Even if there were libraries for micro controllers, because of the way Meshtastic works, I would need two devices inside of the float. For some applications this might be worth it, but in the case of the float there are easier other solutions.


Meshtastic is a layer on top of LoRA. There are libraries for LoRA without Meshtastic for Arduino, but they seem over-complicated for this use case. We need to have the float in a testable condition by the end of December, so development time is of the essence.

Another issue with LoRA is the selection of devices with external antennas is lacking.

Packet Radio

The simplest solution is Packet Radio. We had two RFM69HCW in the shop so I decided to try them. The documentation was excellent from Adafruit, and there are easy to use Arduino Libraries.

The RFM69HCW use external antennas so they seemed perfect for the job.

Image of RFM69HCW

Wiring Breadboard

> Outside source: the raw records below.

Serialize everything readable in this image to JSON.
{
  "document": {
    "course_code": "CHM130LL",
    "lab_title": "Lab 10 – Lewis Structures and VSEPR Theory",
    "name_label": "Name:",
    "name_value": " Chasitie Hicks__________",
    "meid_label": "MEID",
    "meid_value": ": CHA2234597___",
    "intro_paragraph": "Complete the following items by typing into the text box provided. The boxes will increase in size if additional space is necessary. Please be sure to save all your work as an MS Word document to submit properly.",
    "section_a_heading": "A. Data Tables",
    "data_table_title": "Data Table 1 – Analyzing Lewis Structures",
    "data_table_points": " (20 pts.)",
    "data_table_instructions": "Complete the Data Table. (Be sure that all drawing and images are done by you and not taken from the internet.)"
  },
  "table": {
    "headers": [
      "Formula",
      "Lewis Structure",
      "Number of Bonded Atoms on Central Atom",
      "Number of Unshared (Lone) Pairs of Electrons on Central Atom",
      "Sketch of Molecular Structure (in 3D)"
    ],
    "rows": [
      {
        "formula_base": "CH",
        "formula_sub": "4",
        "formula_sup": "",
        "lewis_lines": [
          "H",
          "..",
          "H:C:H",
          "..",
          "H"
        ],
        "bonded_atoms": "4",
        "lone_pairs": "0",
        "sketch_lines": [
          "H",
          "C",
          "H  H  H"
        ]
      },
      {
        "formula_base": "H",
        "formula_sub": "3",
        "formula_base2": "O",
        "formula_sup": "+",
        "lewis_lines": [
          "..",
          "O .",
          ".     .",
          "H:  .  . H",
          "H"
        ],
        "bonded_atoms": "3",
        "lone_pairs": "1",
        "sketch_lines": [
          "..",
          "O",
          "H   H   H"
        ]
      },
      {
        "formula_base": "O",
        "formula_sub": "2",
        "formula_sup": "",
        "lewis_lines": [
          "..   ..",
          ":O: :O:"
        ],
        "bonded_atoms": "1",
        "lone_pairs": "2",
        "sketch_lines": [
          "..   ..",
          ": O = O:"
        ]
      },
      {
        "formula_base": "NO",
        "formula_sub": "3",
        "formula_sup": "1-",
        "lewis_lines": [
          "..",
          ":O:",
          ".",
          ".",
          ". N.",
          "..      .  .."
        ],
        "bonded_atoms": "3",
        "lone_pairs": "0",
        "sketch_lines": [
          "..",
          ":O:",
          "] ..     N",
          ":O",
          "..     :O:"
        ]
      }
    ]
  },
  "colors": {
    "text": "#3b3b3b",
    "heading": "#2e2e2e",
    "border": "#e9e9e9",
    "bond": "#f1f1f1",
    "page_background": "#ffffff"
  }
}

I wired the RFM69HCW to Adafruit Metro Minis as cleanly as possible to make debugging them easier. I found that the RFM69HCW was a little bit inconient to put on a breadboard because it takes up nearly the entire width. I fixed this by using two breadboards rather then one.

I used the Radiohead Arduino library and was able to get the example code running.

Image of wired breadboard with RFM69HCW radio and Adafruit Metro Mini Microcontroller

Range Testing

From a few inches apart the radios were reliably able to communicate, but they started having difficulty at lengths as low as a foot. I started debugging it, it seemed that I had the radios set to the maximum power. I tested both 915Mhz and 433Mhz, but neither of them increased the distance.

Range test of radios connected to breadboard with anntena attached

I eventually realized that the antennas we had for the radios did not have a labeled frequency, and they were most likely for use with 2.4GHz, not 915Mhz radios. We did not have a 915Mhz antenna, so I made one myself.

I did this by cutting a 3 inch piece of solid core wire, making a Monopole antenna.

After doing more range testing I found that changing to a wire antenna made an improvement, but it can only transmit for about 10 feet. The radios are not labeled with a frequency so my next step in debugging them will be trying them at 433 megahertz with a proper length of wire.